After the results of the public vote were revealed, and the four most popular couples' safety was assured, Flack then informed the contestants that they would decide among themselves which two people - one boy and one girl - would be leaving the villa that evening. The girls who'd secured their safety were tasked with choosing the boy to leave and vice versa for the remaining boys. Placing this much responsibility on the incredibly sun-burnt shoulders of each group was simply too much to bear and after much pained deliberation, they eventually made their decisions with the shedding of an abundance of tears from their no doubt already dangerously fluid-deprived bodies. In customary reality TV style, there was a needlessly protracted build up and ornate series of dramatic pauses before it was revealed that Eyal and Zara would be leaving the villa.
Eyal, poor gentle Eyal. The face and body of a Grecian god, the mind of a child, a quite thick child. After being dumped by Megan, and having the customary one day period of mourning, he was gunning hard for Ellie. It was perhaps surprising that the girls chose to save Alex and Adam, given that they all deplore Adam's actions and Alex has essentially been reduced to being a kind of scorched-red eunuch ambling around the perimeter of their tragedy compound.
On top of all this they trailed, at the end of the episode, that a whole new villa will open up with 12 more contestants. This is too much. There has been too much drama, it is simply too much for one simple man to take. I have been left, a withered broken shell, trying to keep apace with the rapid changes, but always one step behind. Each new twist and turn is a terrible body blow which compounds the daily anguish.

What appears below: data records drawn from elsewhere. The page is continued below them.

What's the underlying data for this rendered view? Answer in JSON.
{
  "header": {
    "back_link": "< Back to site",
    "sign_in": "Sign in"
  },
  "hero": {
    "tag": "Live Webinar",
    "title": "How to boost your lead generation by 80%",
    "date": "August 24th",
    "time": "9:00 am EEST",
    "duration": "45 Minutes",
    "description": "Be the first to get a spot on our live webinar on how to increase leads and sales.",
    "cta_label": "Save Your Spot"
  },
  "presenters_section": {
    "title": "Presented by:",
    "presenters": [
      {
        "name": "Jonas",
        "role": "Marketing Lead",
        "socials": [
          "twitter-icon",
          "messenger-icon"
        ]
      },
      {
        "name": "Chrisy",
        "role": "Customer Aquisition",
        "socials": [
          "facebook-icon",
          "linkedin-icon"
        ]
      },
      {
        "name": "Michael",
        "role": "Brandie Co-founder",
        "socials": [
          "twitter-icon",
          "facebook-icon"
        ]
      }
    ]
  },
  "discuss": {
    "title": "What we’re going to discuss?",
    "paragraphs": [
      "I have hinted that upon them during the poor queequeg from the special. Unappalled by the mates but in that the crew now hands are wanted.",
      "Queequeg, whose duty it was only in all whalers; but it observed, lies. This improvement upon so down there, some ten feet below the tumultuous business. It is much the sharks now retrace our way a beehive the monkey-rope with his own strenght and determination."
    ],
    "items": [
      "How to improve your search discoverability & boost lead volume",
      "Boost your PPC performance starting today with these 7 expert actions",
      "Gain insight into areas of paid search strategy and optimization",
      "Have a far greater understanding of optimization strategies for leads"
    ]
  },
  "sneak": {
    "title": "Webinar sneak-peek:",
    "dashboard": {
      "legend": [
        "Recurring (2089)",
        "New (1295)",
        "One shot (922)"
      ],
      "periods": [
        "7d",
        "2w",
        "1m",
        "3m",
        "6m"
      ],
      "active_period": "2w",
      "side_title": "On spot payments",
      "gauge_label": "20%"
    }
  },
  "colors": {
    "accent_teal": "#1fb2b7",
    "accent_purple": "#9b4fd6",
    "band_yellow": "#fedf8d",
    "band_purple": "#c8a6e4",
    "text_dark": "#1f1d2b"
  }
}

The searing drama burns. I want to stop watching, I need to stop watching, but I can't. I am in its thrall.
I love Love Island. I hate Love Island.